[WHAT IS REQUIRED] Pick the lines holding the string "themoviedb" out of the records and copy them.

[[ INPUT DATA open ]]

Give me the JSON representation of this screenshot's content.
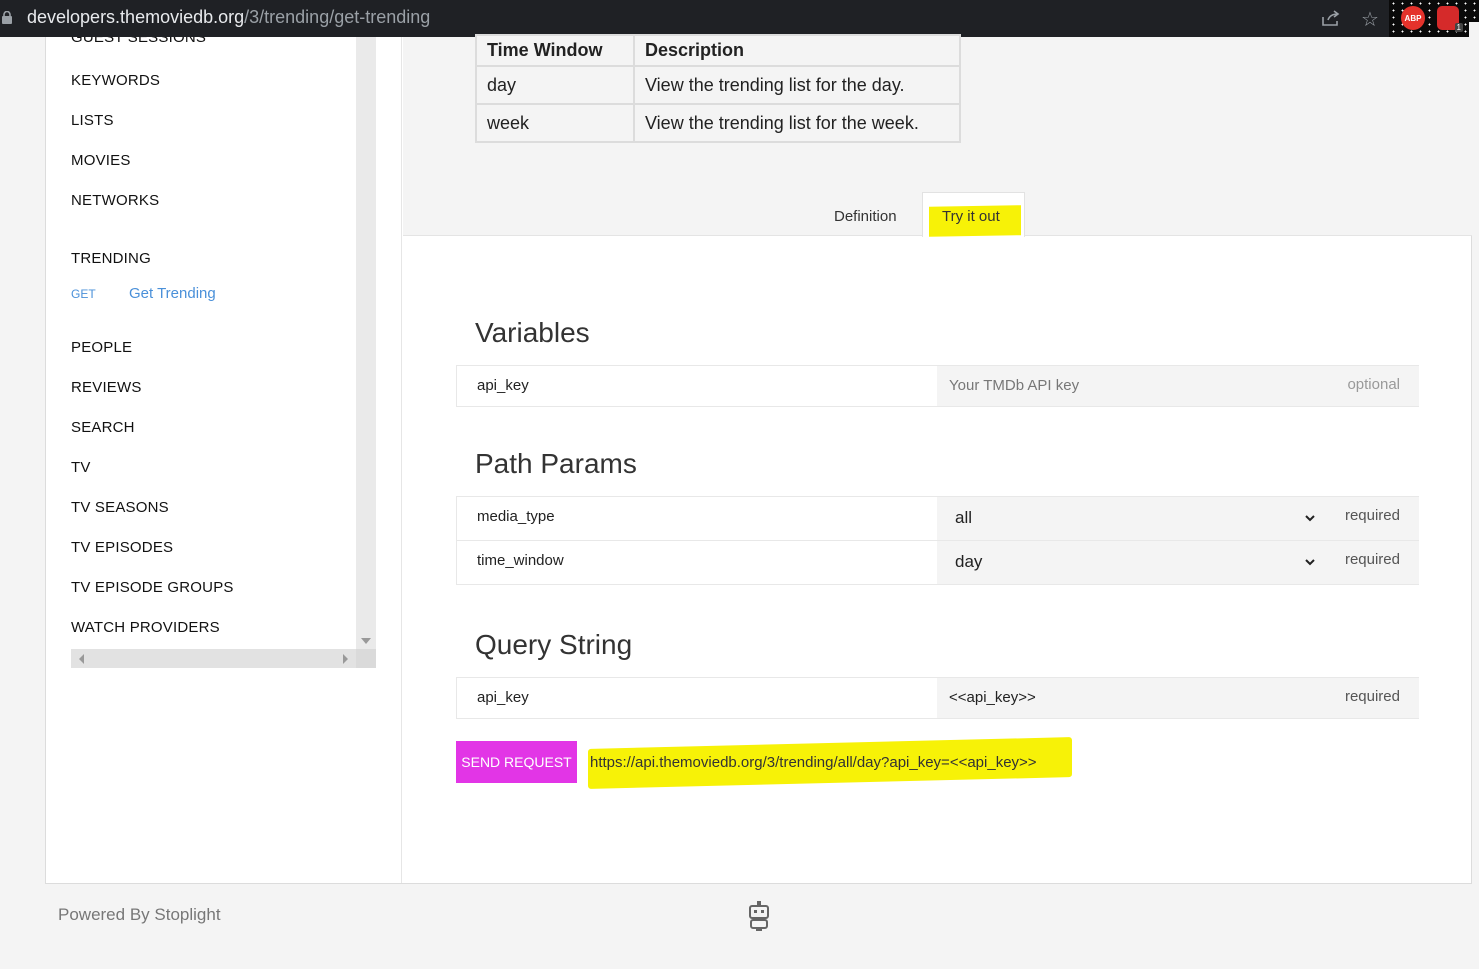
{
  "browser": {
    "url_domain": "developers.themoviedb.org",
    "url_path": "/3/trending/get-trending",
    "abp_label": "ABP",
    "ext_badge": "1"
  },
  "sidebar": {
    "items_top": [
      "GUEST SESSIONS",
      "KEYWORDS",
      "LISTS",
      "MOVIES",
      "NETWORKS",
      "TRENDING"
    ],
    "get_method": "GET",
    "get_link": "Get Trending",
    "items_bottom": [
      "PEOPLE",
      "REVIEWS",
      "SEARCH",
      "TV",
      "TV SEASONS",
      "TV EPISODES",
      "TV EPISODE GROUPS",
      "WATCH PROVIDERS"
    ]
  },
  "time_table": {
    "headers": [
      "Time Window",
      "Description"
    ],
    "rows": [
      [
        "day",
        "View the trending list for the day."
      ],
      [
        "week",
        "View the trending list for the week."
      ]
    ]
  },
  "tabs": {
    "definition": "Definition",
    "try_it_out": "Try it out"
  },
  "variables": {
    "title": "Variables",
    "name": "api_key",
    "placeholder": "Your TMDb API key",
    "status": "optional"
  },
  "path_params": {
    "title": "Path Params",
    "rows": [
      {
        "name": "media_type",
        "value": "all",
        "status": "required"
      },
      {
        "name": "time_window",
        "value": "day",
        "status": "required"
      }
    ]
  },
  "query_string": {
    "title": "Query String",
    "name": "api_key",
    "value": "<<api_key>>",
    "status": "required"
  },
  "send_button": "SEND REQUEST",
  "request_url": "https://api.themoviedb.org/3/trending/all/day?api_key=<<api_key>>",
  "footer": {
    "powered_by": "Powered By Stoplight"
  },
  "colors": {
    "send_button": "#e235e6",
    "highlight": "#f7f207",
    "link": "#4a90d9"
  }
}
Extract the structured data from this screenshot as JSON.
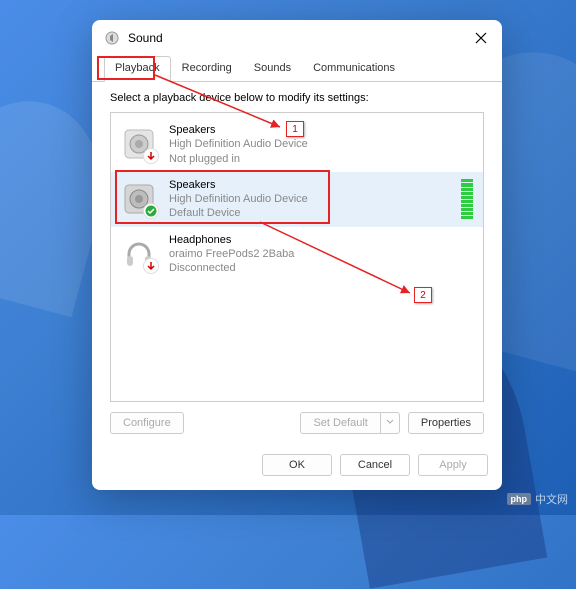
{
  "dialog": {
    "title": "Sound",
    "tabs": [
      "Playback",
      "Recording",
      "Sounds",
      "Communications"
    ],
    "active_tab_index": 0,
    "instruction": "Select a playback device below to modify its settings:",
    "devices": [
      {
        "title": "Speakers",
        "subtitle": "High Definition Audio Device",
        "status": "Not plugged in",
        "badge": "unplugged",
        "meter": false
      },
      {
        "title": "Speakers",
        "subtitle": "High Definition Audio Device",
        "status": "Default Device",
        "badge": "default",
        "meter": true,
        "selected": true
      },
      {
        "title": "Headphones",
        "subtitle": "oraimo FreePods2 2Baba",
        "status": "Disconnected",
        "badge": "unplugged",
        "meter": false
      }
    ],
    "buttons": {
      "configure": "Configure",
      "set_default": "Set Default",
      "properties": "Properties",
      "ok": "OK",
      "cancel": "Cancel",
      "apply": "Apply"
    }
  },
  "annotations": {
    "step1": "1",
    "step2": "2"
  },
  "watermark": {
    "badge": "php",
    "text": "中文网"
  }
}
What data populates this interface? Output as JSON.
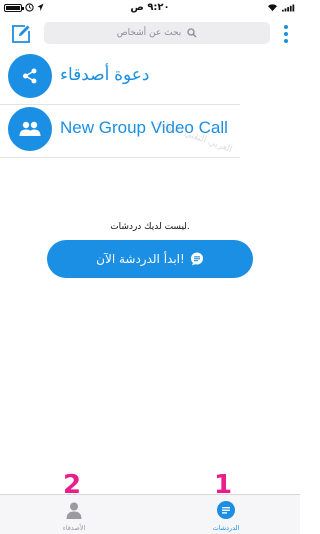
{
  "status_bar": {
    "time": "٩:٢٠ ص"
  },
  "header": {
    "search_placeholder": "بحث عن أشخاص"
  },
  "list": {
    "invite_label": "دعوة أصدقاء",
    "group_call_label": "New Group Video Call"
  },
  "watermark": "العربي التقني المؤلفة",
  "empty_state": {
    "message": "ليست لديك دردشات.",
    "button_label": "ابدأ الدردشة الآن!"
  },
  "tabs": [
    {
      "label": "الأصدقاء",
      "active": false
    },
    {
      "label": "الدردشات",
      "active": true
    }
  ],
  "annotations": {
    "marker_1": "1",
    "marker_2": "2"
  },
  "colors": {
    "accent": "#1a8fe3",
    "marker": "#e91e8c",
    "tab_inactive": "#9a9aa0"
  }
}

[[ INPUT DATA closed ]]

[SOLVED EXERCISE]
    "url_domain": "developers.themoviedb.org",
  "request_url": "https://api.themoviedb.org/3/trending/all/day?api_key=<<api_key>>",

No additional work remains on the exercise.